- Power splitters can split many different types of materials, and there are two different types: block and slab splitters. They are available in both hydraulic and manual operating modes. The manually operating splitters can use special blades for cutting irregular pavers.
The type of tool you should use depends entirely upon the state of your brick paved driveway. If you need to replace a lot of the bricks and they all need to be cut to size, then you might think about using power tools. Otherwise, hand tools should suffice.
How to Repair Potholes in Dirt and Gravel Driveways
Dirt and gravel driveways tend to have less overall form than concrete, asphalt or brick driveways, but dips, bumps and potholes are just as great a nuisance. Because of their simple structure, it’s very easy to fill a pothole in dirt or gravel driveways and requires very little effort to smooth out. Remember: potholes won’t fix themselves and if they get big enough, they can damage your car. It’s best to attack the problem as soon as it is discovered, not just for your car, but for the appearance of your driveway.
- Most potholes in dirt or gravel driveways are caused by water trapped below the surface, so be sure to maintain or improve the quality of underground drainage to avoid potholes reappearing in your driveway. You can do this by creating a “crown” in the center of the driveway, spreading outward. Roughly one inch of height is necessary for the “crown” for every 3-4 feet of width of the driveway.
- Before filling the pothole, make certain that the hole is cleared of any debris or loose stones that might prevent it from being level. You can use a rake, a shovel, or even a small garden tool if necessary.
- If the sides of the pothole are not solid, dig down with a shovel to create firm edges.
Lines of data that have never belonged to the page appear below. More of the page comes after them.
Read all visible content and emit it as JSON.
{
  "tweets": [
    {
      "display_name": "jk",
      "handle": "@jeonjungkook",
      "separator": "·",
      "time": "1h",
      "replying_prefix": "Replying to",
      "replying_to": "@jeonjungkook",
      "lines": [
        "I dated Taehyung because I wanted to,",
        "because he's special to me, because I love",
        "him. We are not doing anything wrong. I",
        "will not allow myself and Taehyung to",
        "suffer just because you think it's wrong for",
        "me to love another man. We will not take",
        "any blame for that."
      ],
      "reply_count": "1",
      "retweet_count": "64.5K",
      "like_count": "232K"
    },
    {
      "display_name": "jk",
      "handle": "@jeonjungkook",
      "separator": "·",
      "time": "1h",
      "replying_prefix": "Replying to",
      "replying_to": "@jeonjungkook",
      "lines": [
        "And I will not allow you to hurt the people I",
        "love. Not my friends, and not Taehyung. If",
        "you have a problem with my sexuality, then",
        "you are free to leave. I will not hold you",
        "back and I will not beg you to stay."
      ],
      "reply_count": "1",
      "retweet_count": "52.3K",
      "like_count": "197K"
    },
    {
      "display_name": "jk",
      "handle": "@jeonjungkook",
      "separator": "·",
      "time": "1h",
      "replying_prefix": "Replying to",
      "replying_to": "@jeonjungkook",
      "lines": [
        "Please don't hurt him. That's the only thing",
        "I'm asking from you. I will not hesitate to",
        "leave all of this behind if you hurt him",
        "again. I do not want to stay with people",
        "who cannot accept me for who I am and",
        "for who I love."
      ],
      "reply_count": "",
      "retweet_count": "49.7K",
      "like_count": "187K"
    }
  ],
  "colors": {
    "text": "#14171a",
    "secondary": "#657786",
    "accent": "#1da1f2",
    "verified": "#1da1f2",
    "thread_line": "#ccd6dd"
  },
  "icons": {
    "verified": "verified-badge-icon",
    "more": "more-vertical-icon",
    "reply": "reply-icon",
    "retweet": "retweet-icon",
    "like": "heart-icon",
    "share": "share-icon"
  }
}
This will ensure that the filler material compacts easily.
Filling a Pothole in a Dirt or Gravel Driveway
- Start by filling the pothole with coarse gravel up to about three inches below the surface of the driveway.
- Next you should compact the coarse gravel using a steel tamper or a 4x4 wooden post.
- For a dirt driveway, fill the hole with dirt up to three to four inches above the desired surface level.
- Water the soil and compact the area using the steel tamper or 4x4.
- If necessary, repeat the process until the dirt is compacted to the desired level.
- For a gravel driveway, fill the remaining three inches with gravel that matches your driveway, then add a small mound of gravel on top that can be used to smooth out the area.
- Rake the area, blending the gravel into the surrounding areas of the driveway.
For either a dirt or gravel driveway, run a car over the affected area to ensure further compaction and to be certain that your repairs have had the desired effect. Otherwise, you may need to add more dirt or gravel and repeat the previous process.